There was no sound whatsoever except for foam gently licking the tide. When she turned around, the boy West was hunched over in the dunes, his mop of shaggy hair shielding his eyes, hands in vigorous motion as usual.
To stabilize her position, she knelt down and picked up a shiny, almost translucent coin-sized oyster shell, like the ones she used to make jewelry from as a kid. When the boy West finally spotted her, he was glaring intensely. She jumped, and he flashed three paper stars in his left hand. She had the feeling that if he threw them like frisbees, three of her fingers would go missing. Her mind instantly screamed, RUN!
But it was too late to make a decision. She clutched the oyster desperately, its sharp edges digging into her palm. Kym could feel her consciousness dissolving into reality. She stared at the boy West, trying not to wake up, but the blue and gray of the beach was soon painted bright gold and her eyes fluttered open.
Now awake, Kym cussed to herself and sat up groggily, running her hand through her tangled obsidian hair. She opened her palm, wishing that the oyster was there, but all that remained were memories.
A smile tingled on her lips. She’d done it! She’d made it West! For the first time, her strategy didn’t slip away.
Kym didn’t know when she would next see the boy West. But she was positive that she would find him again.
One winter night, I experienced a particularly lucid dream. The minute I woke up, I copied down everything I could remember—the busy swarm of tourists, the mist over the horizon, the oyster I held, and most importantly, the slender, shaggy-haired boy curled up in the dunes. Everything about it felt symbolic. I wrote it out that morning in the form of a short story. Here’s what happened when my conscious state of mind completed the dream.

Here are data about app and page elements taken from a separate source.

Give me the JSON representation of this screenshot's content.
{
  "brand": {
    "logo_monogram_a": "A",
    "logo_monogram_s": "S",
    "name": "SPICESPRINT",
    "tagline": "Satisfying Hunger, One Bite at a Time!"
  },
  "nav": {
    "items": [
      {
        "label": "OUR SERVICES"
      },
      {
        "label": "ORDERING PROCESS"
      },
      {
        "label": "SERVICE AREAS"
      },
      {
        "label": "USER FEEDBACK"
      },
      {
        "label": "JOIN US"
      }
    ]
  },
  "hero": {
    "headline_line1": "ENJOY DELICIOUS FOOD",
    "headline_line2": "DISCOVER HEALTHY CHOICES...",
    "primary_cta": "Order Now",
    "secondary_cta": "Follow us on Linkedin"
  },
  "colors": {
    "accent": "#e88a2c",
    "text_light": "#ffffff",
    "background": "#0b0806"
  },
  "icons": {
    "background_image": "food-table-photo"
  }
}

Ruby Faith Hentoff is a passionate fiction writer and junior in high school. When she’s not writing short stories, screenplays and songs, you can find her drawing, baking or listening to Broadway musicals. One of her missions in writing is to spread epilepsy awareness and connect to those who suffer from seizures. She lives in Manhattan, New York.